Kelley Weiss/Capital Public Radio News
There are more homeless teens in Sacramento and many are having trouble getting to a doctor. If they do, often they don’t have essential medical records. But a new program is using the Internet to help these kids keep everything in one place.
15-year-old Kevin Johnson’s talking to his friends at a Sacramento area homeless shelter for teenagers, the WIND Youth Center. He has the kind of face you want to pinch -- soft eyes and he’s quick to smile. But he also has those teenager qualities…like not really paying attention to what makes him sick. Here’s Johnson trying to explain his health condition to me:
Johnson: “I’m very allergic to carbohydrates, just any food mostly, I get sick very easily."
Weiss: "Do you have celiac disease?"
Johnson: "I do not know, I just know it’s on my card."
Weiss: "Are you allergic to gluten?"
Johnson: "I don’t know what gluten is.”
Now imagine that happening in an emergency situation at a hospital like Johnson experienced when he was recently homeless for three years. Johnson, his mom and brother couldn’t keep track of all of their papers. That included immunization and school records and other important documents. Several times he says he had bad reactions to medicine because the doctors didn’t know what he was allergic to.
“My mom got in a few altercations with the doctors, cause they didn’t, they was like injecting me with stuff that made me sick, I think I got a shot that made my arm swell up, cause I didn’t have my records, didn’t have no kind of information because we lost it all.”
But now Johnson and other teens at WIND are trying to fix this problem. With help, they’ve developed a grant-funded Web site called Health Shack. It went live just last month. Health Shack stores records on the web that can be hard to keep track of when you’re homeless.

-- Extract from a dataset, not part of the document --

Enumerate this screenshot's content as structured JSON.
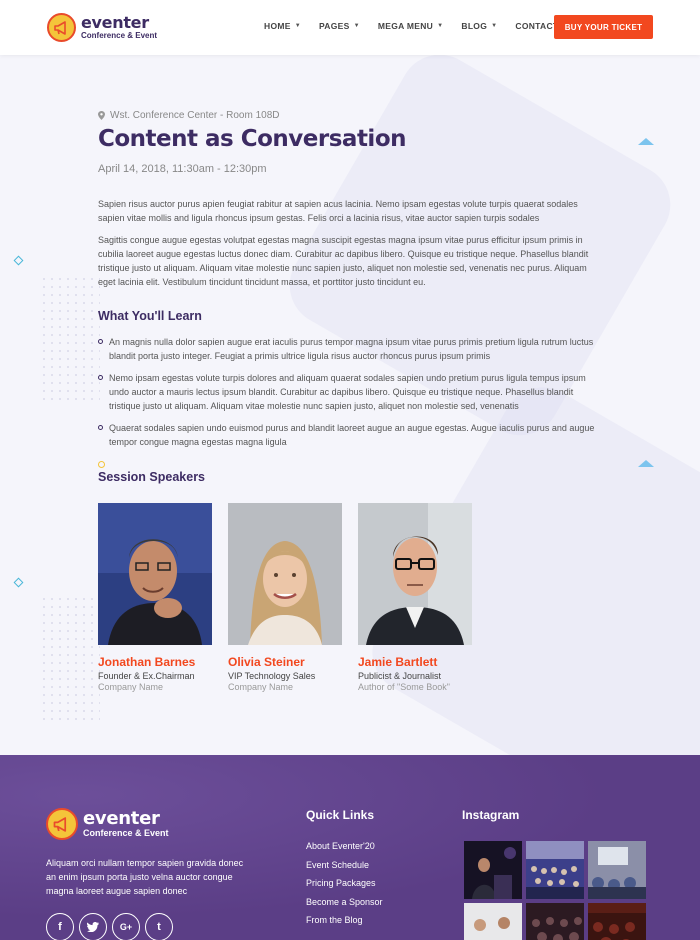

A volunteer public health nurse at the center, Kim Whitney, says that’s the key. She says these kids face a slew of issues – for example they’re at much higher risk for psychiatric and sexual health complications.
“Either running out of medication, or lack of medication. A high number of sexually active teens that have many misconceptions and misunderstanding of how you get pregnant. So a lot of it is referrals for pregnancy testing and to get them on some kind of protection”
Whitney says she’s enrolled more than 70 people in the free program. Here’s how it works. Whitney takes their medical history and enters it in the online database. The teens then get an ID card to access that information on the Internet, from anywhere. And they can give doctors or health care providers permission to look at and add to the file. These are called Personal Health Records or e-records. Whitney says for a homeless kid in constant chaos it can be more than just a record.
“So once they sit down and we start talking they get kind of intrigued and energized about having their life in a safe place.”
One person interested in the concept is Dr. Chris Longhurst. He oversees the electronic medical record effort at the Lucile Packard Children’s Hospital at Stanford. He says there are some challenges associated with Health Shack, such as privacy protection and maintaining funding. But he says the broad scope of the project is impressive.
“It’s more than just medical information for example, it’s a place to store emergency contact information, birth certificates, school records, immunization history, etc, and these are the things that are really tough to access particularly for homeless youth.”
Back at WIND…Kevin Johnson says this program will make his life easier. He’s happy that if he eats something he’s not supposed to, and ends up at the doctor again, he’ll actually have a medical record.
“Health Shack has helped me to like put my information on a card just in case it happens, like I ate like a whole bunch of French fries, I would pass out or something, I get sick, they can help me.”
Health Shack’s $125,000 Sierra Health Foundation grant runs out in January. Supporters are hoping success in its first year will help them secure additional funding.